- WHAT THE EXERCISE ASKS: What lines in the records below hold the string "handle"? Please show them.

- MATERIAL TO PROCESS:
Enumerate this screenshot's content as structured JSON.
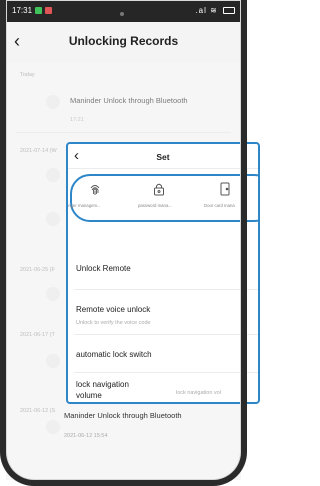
{
  "status": {
    "time": "17:31",
    "right": ".al ≋"
  },
  "header": {
    "title": "Unlocking Records"
  },
  "list": {
    "sections": [
      {
        "date": "Today"
      },
      {
        "date": "2021-07-14 (W"
      },
      {
        "date": "2021-06-25 (F"
      },
      {
        "date": "2021-06-17 (T"
      },
      {
        "date": "2021-06-12 (S"
      }
    ],
    "top_record": {
      "text": "Maninder Unlock through Bluetooth",
      "time": "17:21"
    },
    "bottom_record": {
      "text": "Maninder Unlock through Bluetooth",
      "time": "2021-06-12 15:54"
    }
  },
  "panel": {
    "title": "Set",
    "icons": [
      {
        "name": "fingerprint-icon",
        "label": "finger managem..."
      },
      {
        "name": "lock-icon",
        "label": "password mana..."
      },
      {
        "name": "door-card-icon",
        "label": "Door card mana"
      }
    ],
    "items": [
      {
        "label": "Unlock Remote"
      },
      {
        "label": "Remote voice unlock",
        "sub": "Unlock to verify the voice code"
      },
      {
        "label": "automatic lock switch"
      },
      {
        "label": "lock navigation\nvolume",
        "value": "lock navigation vol"
      }
    ]
  },
  "colors": {
    "accent": "#2d86c7",
    "status_green": "#3fc35a",
    "status_red": "#e05555"
  }
}
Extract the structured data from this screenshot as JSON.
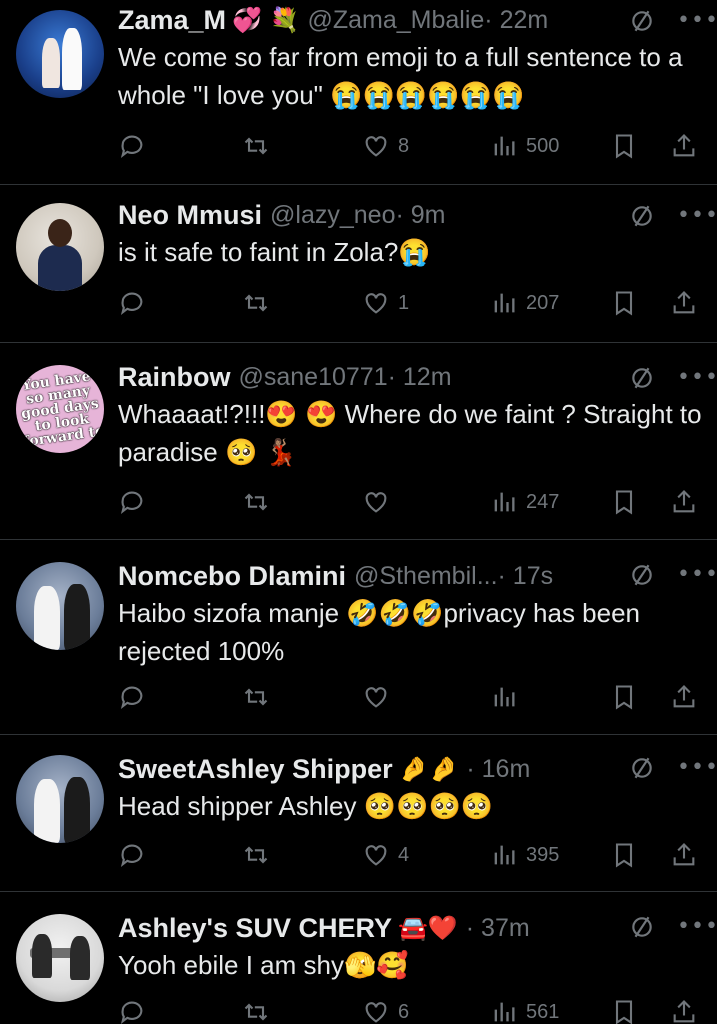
{
  "tweets": [
    {
      "name": "Zama_M",
      "name_emoji": "💞 💐",
      "handle": "@Zama_Mbalie",
      "time": "· 22m",
      "text": "We come so far from emoji to a full sentence to a whole \"I love you\" 😭😭😭😭😭😭",
      "likes": "8",
      "views": "500",
      "retweets": "",
      "replies": ""
    },
    {
      "name": "Neo Mmusi",
      "name_emoji": "",
      "handle": "@lazy_neo",
      "time": "· 9m",
      "text": "is it safe to faint in Zola?😭",
      "likes": "1",
      "views": "207",
      "retweets": "",
      "replies": ""
    },
    {
      "name": "Rainbow",
      "name_emoji": "",
      "handle": "@sane10771",
      "time": "· 12m",
      "text": "Whaaaat!?!!!😍 😍 Where do we faint ? Straight to paradise 🥺 💃🏽",
      "likes": "",
      "views": "247",
      "retweets": "",
      "replies": "",
      "avatar_text": [
        "You have",
        "so many",
        "good days",
        "to look",
        "forward to"
      ]
    },
    {
      "name": "Nomcebo Dlamini",
      "name_emoji": "",
      "handle": "@Sthembil...",
      "time": "· 17s",
      "text": "Haibo sizofa manje 🤣🤣🤣privacy has been rejected 100%",
      "likes": "",
      "views": "",
      "retweets": "",
      "replies": ""
    },
    {
      "name": "SweetAshley Shipper",
      "name_emoji": "🤌🤌",
      "handle": "",
      "time": "· 16m",
      "text": "Head shipper Ashley 🥺🥺🥺🥺",
      "likes": "4",
      "views": "395",
      "retweets": "",
      "replies": ""
    },
    {
      "name": "Ashley's SUV CHERY",
      "name_emoji": "🚘❤️",
      "handle": "",
      "time": "· 37m",
      "text": "Yooh ebile I am shy🫣🥰",
      "likes": "6",
      "views": "561",
      "retweets": "",
      "replies": ""
    }
  ],
  "icons": {
    "reply": "reply-icon",
    "retweet": "retweet-icon",
    "like": "heart-icon",
    "views": "views-icon",
    "bookmark": "bookmark-icon",
    "share": "share-icon",
    "grok": "grok-icon",
    "more": "more-icon"
  },
  "colors": {
    "background": "#000000",
    "text": "#e7e9ea",
    "secondary": "#71767b",
    "divider": "#2f3336"
  }
}
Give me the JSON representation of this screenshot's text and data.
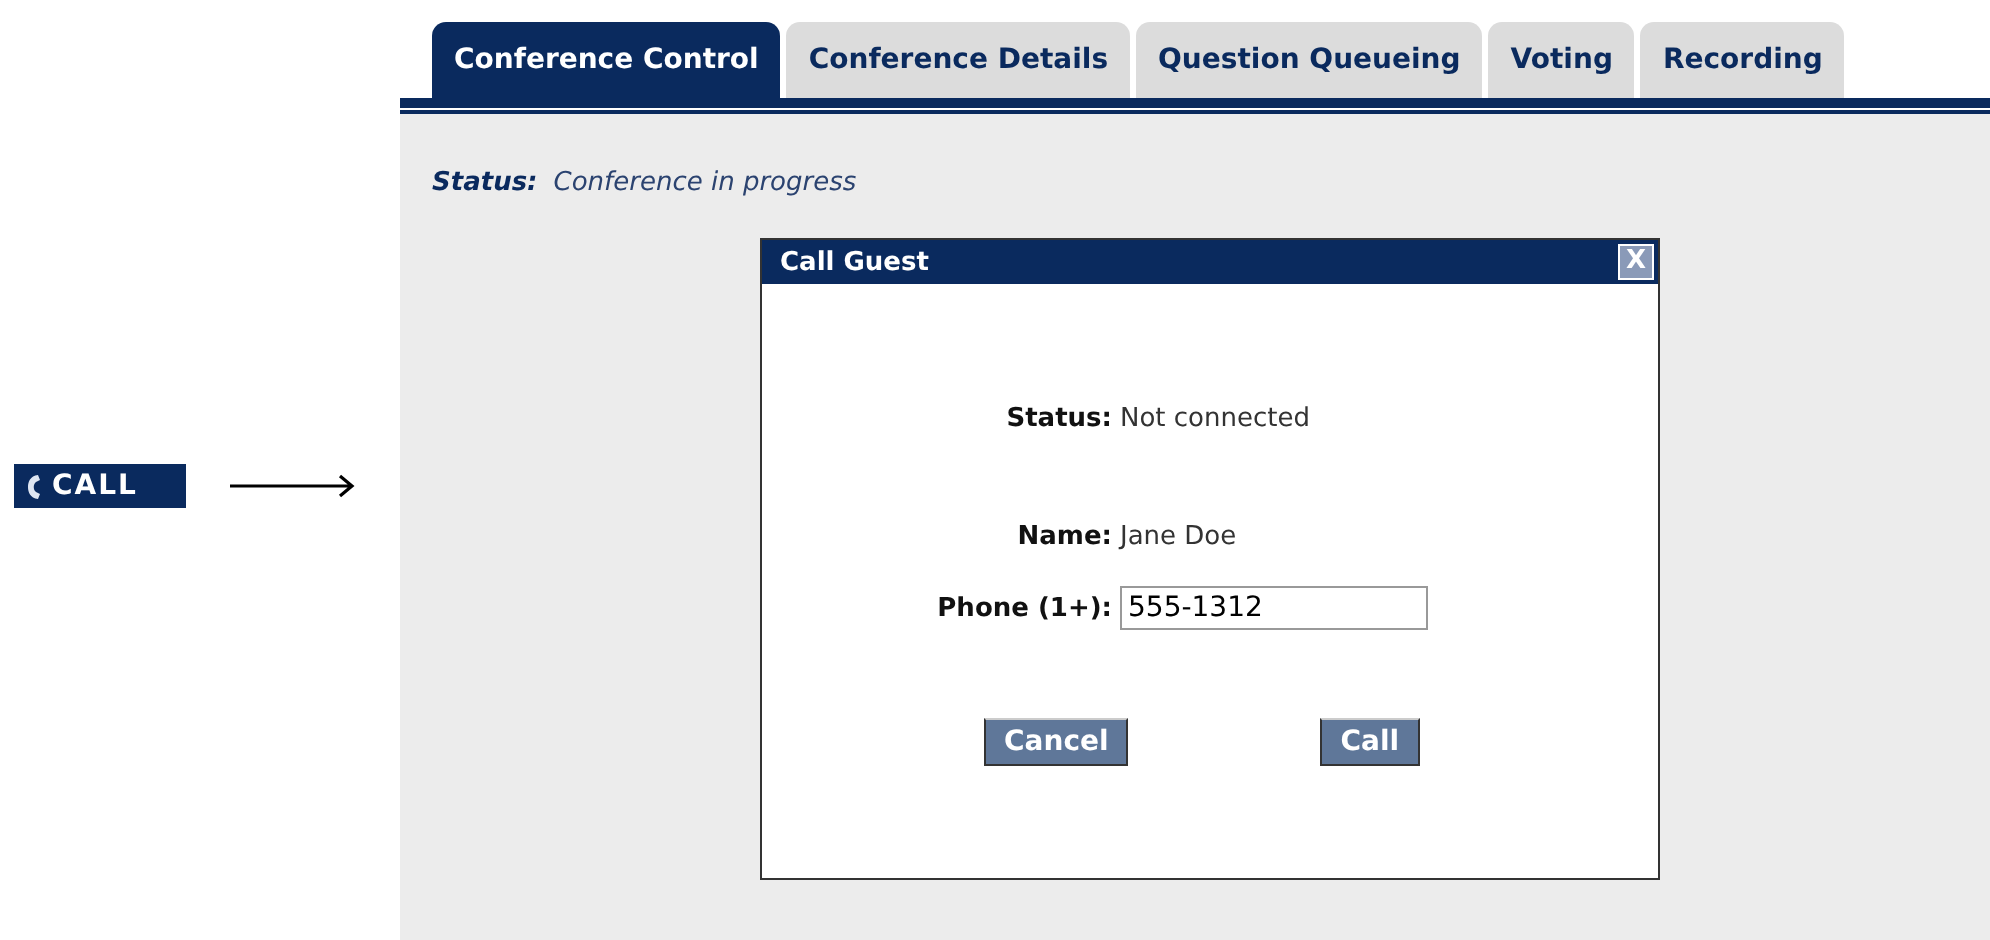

- ANSWER SPACE:
      "handle": "@Zama_Mbalie",
      "handle": "@lazy_neo",
      "handle": "@sane10771",
      "handle": "@Sthembil...",
      "handle": "",
      "handle": "",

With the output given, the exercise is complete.